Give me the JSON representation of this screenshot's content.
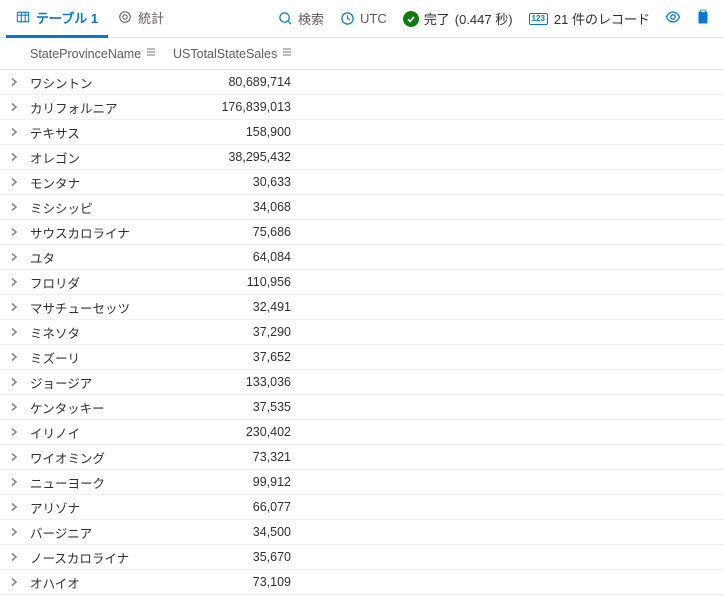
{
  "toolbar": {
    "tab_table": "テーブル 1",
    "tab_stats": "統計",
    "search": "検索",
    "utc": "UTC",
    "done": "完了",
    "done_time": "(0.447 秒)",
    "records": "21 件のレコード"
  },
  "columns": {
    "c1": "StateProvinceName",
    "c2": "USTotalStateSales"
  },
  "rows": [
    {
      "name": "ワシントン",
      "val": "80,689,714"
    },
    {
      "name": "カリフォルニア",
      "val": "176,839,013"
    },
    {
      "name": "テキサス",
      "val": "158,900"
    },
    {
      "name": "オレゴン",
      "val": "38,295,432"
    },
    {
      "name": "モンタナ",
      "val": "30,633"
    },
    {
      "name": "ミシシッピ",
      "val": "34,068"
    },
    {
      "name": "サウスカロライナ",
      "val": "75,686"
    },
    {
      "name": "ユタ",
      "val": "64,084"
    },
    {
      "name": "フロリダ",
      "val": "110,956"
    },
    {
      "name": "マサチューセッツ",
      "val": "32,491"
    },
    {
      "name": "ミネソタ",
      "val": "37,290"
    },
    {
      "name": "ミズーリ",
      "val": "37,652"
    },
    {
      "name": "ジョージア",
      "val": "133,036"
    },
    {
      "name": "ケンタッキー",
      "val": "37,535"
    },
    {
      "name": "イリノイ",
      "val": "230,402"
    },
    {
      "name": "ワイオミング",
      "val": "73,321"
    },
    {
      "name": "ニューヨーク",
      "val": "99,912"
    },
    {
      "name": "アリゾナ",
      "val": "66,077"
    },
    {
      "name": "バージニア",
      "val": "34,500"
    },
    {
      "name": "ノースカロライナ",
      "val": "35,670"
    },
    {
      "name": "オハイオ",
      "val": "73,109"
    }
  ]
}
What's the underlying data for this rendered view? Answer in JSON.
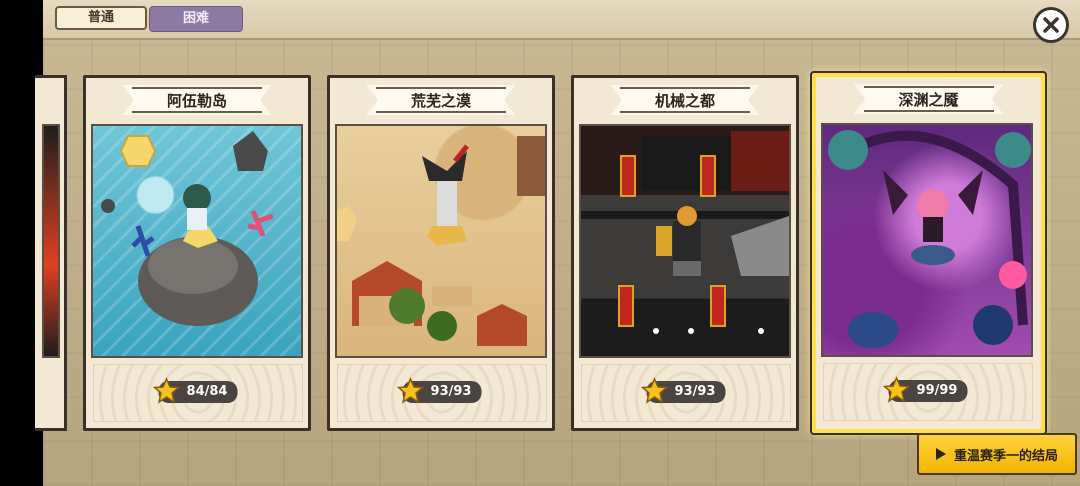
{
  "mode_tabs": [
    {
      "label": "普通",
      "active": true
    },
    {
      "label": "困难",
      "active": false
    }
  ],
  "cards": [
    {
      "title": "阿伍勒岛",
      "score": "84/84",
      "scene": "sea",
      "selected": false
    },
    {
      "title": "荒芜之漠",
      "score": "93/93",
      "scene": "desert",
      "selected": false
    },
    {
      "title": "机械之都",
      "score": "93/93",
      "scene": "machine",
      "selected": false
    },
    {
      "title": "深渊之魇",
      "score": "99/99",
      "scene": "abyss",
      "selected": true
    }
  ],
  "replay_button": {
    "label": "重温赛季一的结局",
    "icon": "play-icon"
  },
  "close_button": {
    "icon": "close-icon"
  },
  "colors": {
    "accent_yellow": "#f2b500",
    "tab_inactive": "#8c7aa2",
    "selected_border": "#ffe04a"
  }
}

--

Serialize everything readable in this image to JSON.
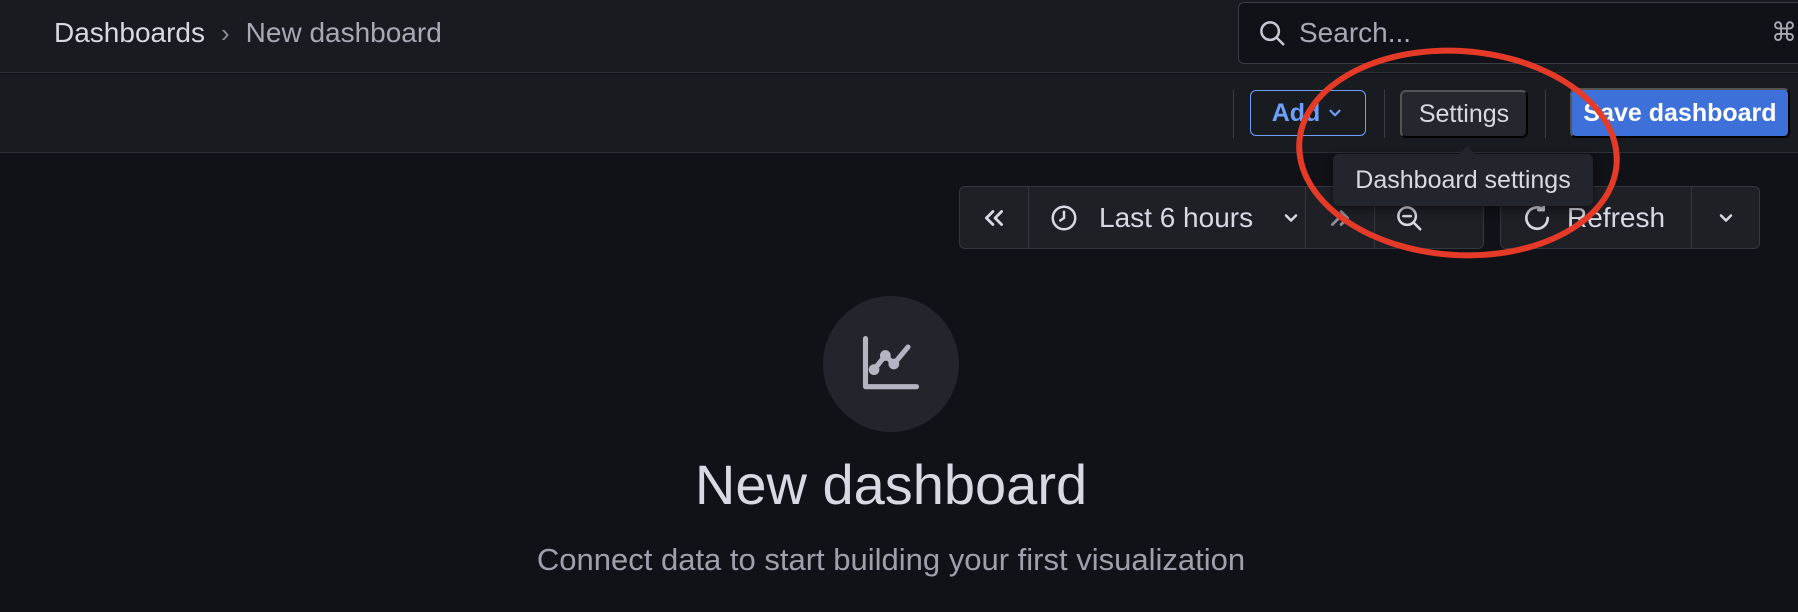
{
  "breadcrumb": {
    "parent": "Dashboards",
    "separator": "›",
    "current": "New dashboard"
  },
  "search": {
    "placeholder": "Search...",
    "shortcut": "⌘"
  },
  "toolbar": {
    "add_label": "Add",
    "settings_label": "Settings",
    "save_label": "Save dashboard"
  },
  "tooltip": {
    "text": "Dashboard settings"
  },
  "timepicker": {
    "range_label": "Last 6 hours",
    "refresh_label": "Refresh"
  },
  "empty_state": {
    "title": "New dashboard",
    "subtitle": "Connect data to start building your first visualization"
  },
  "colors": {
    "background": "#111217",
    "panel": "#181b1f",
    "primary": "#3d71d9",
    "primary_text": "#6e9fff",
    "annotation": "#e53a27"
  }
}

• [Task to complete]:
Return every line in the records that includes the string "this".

• [Task output]:
Give me the JSON representation of this screenshot's content.
What's the underlying data for this rendered view? Answer in JSON.
Serialize everything readable in this image to JSON.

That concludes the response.